What needs to be done>
The response must be made up of the lines in the entries below that contain "Legg".

Data supplied>
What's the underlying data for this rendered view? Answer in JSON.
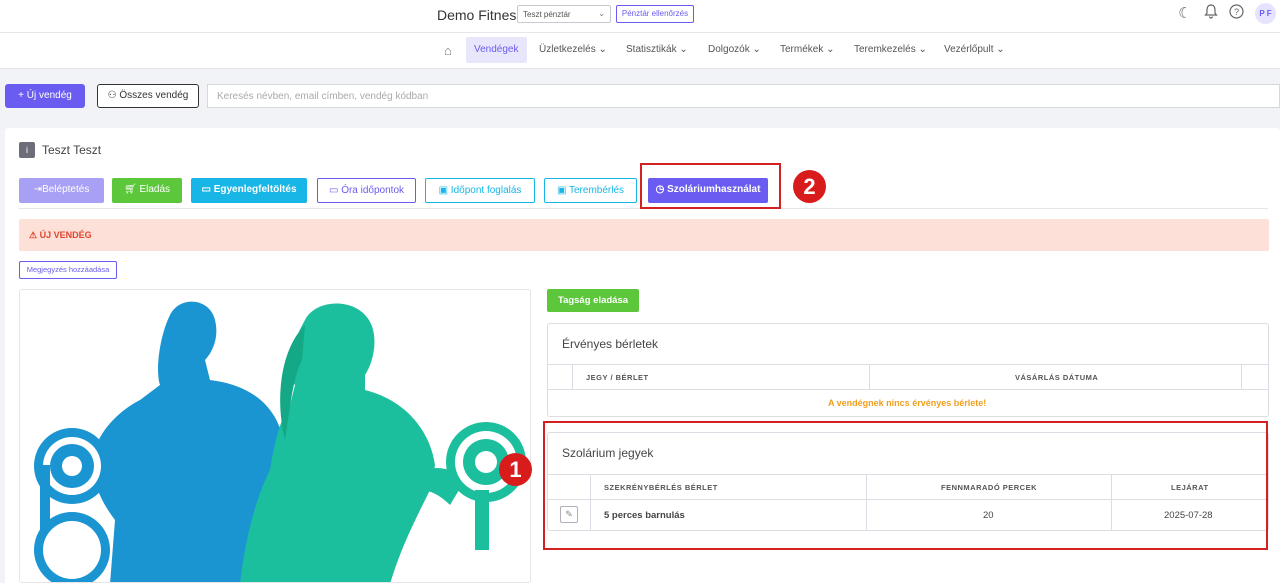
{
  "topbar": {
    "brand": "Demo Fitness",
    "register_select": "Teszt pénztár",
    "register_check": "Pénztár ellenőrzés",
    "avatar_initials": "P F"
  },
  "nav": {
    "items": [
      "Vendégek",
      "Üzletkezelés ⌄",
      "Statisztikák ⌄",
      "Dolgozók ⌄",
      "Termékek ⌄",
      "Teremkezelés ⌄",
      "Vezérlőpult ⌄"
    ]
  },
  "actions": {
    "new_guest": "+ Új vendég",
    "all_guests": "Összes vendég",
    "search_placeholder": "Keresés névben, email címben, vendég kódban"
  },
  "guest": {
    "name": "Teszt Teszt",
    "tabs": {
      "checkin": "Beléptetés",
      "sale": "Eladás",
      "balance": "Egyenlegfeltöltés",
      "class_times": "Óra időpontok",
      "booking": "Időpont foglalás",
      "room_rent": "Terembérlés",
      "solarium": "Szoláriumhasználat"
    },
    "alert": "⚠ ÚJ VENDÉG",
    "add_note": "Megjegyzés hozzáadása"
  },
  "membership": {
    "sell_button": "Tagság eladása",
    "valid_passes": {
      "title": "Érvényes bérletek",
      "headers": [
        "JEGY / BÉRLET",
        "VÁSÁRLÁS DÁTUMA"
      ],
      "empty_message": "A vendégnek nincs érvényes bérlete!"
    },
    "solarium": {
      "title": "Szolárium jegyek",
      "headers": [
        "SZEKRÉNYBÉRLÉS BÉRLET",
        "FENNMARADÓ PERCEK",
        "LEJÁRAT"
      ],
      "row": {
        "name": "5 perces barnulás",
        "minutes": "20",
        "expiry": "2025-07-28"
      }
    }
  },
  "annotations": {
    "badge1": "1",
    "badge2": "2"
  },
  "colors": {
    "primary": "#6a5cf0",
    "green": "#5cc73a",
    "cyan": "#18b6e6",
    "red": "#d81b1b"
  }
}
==
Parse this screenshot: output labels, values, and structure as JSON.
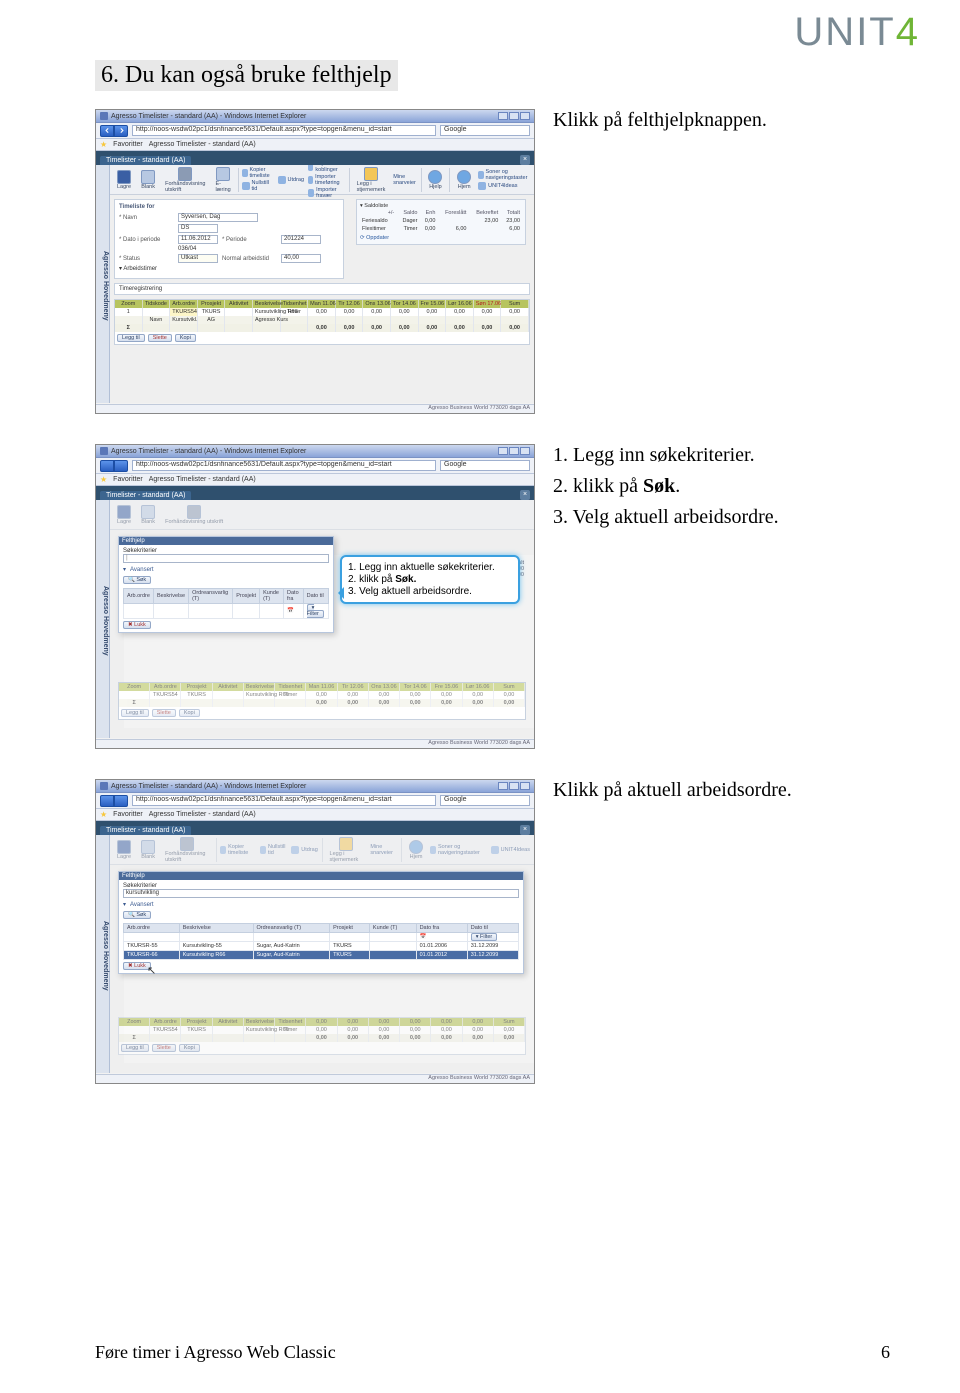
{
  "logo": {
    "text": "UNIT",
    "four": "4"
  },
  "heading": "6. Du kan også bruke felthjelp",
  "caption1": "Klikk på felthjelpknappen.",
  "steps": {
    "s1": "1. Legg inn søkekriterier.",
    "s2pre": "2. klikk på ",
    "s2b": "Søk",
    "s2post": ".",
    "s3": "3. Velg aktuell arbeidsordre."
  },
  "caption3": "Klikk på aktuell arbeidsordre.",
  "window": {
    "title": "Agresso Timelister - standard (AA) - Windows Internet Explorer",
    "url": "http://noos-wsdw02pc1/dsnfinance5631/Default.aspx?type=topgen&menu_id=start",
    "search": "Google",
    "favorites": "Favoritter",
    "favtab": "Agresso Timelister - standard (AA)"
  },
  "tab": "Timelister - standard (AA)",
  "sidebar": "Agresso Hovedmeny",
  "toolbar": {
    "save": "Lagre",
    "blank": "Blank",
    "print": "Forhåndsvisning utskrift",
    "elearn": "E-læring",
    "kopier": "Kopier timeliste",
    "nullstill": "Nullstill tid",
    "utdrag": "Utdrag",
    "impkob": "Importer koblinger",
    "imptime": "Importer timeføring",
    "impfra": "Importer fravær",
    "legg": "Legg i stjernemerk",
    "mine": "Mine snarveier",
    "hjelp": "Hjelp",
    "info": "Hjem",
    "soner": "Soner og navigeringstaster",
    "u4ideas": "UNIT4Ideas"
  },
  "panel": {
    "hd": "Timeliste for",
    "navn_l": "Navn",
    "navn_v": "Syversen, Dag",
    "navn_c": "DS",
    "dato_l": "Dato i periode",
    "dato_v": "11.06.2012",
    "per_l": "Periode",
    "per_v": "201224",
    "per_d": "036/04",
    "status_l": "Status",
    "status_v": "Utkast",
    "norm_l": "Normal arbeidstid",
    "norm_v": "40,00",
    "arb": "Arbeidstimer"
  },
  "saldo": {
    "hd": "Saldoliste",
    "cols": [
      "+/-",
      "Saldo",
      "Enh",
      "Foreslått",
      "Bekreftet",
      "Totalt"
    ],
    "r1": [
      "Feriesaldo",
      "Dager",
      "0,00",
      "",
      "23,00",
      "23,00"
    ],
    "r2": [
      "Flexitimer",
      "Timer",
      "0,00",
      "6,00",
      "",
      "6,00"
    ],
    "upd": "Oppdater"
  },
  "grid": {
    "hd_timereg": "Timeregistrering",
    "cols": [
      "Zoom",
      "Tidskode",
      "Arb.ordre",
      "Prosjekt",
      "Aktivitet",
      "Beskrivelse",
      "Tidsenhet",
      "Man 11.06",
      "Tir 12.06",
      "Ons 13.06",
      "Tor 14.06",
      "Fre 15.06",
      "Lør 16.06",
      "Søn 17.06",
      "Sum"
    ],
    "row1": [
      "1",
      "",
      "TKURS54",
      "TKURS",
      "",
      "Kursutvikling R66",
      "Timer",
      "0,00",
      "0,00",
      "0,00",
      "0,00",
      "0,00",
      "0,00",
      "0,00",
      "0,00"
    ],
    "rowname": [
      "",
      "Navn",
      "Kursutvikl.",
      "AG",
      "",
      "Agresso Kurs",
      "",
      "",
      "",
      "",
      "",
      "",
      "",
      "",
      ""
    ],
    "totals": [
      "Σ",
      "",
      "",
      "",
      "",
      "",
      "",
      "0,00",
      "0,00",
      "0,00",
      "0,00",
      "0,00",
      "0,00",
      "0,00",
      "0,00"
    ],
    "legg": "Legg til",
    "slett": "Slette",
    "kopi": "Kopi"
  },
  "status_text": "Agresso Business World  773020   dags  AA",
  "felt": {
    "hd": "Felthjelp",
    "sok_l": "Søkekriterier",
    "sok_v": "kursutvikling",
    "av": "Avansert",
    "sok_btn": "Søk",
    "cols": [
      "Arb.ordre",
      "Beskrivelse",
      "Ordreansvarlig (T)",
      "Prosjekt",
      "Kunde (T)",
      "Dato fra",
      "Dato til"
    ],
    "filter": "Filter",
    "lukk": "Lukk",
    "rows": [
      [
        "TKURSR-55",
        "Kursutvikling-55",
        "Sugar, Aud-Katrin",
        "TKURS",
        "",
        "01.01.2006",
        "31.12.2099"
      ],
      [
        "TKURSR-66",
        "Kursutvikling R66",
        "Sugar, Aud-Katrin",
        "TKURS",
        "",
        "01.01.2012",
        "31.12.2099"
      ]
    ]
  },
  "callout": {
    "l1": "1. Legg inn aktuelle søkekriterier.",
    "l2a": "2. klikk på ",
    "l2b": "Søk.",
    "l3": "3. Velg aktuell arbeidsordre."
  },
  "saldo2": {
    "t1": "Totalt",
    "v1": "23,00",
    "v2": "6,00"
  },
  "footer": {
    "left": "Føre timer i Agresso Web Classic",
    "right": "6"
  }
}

Exercise answer>
    "s1": "1. Legg inn søkekriterier.",
    "legg": "Legg i stjernemerk",
    "legg": "Legg til",
    "l1": "1. Legg inn aktuelle søkekriterier.",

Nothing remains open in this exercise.